» Problem description
Please copy each line below that contains the word "JSON".
___ Supplied entries
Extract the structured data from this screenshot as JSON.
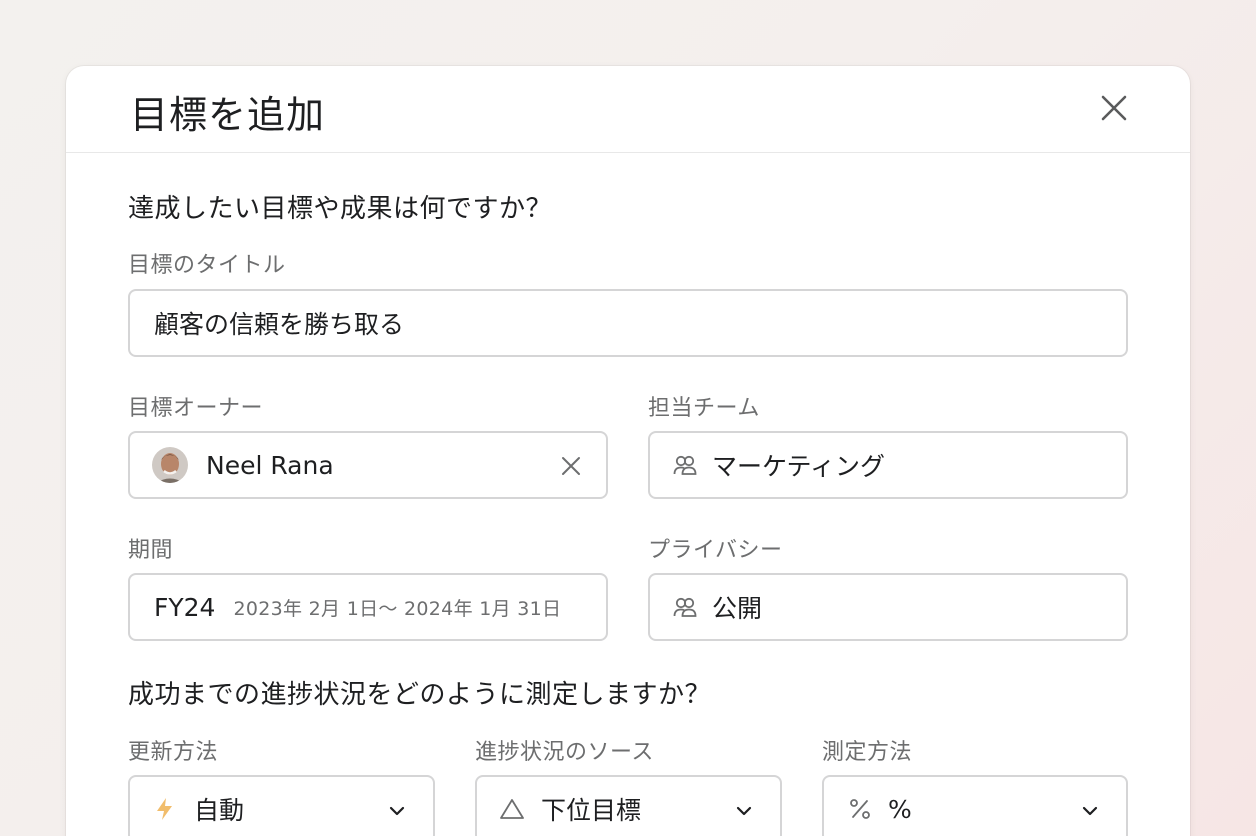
{
  "dialog": {
    "title": "目標を追加"
  },
  "section_goal": {
    "question": "達成したい目標や成果は何ですか？",
    "title_label": "目標のタイトル",
    "title_value": "顧客の信頼を勝ち取る",
    "owner_label": "目標オーナー",
    "owner_value": "Neel Rana",
    "team_label": "担当チーム",
    "team_value": "マーケティング",
    "period_label": "期間",
    "period_value": "FY24",
    "period_range": "2023年 2月 1日～ 2024年 1月 31日",
    "privacy_label": "プライバシー",
    "privacy_value": "公開"
  },
  "section_progress": {
    "question": "成功までの進捗状況をどのように測定しますか？",
    "update_label": "更新方法",
    "update_value": "自動",
    "source_label": "進捗状況のソース",
    "source_value": "下位目標",
    "measure_label": "測定方法",
    "measure_value": "%"
  },
  "icons": {
    "close": "close-icon",
    "clear": "clear-icon",
    "team": "team-icon",
    "bolt": "lightning-icon",
    "triangle": "triangle-icon",
    "percent": "percent-icon",
    "chevron": "chevron-down-icon"
  },
  "colors": {
    "bolt": "#f1bd6c",
    "border": "#d5d5d6",
    "label": "#6d6e6f",
    "text": "#1e1f21"
  }
}
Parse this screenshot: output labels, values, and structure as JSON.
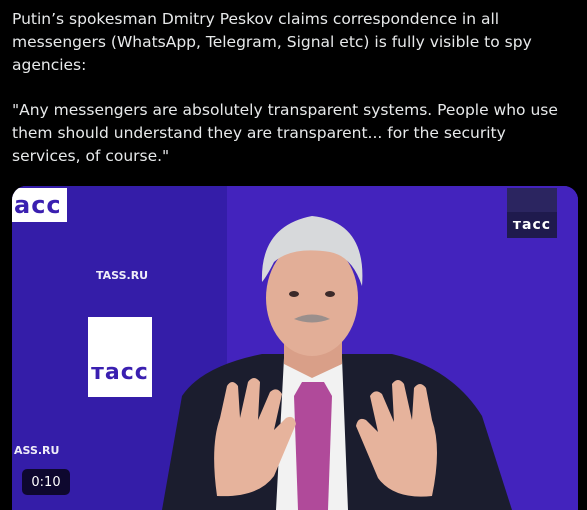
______
» Task output
Extract the structured data from this screenshot as JSON.
Parse this screenshot: output labels, values, and structure as JSON.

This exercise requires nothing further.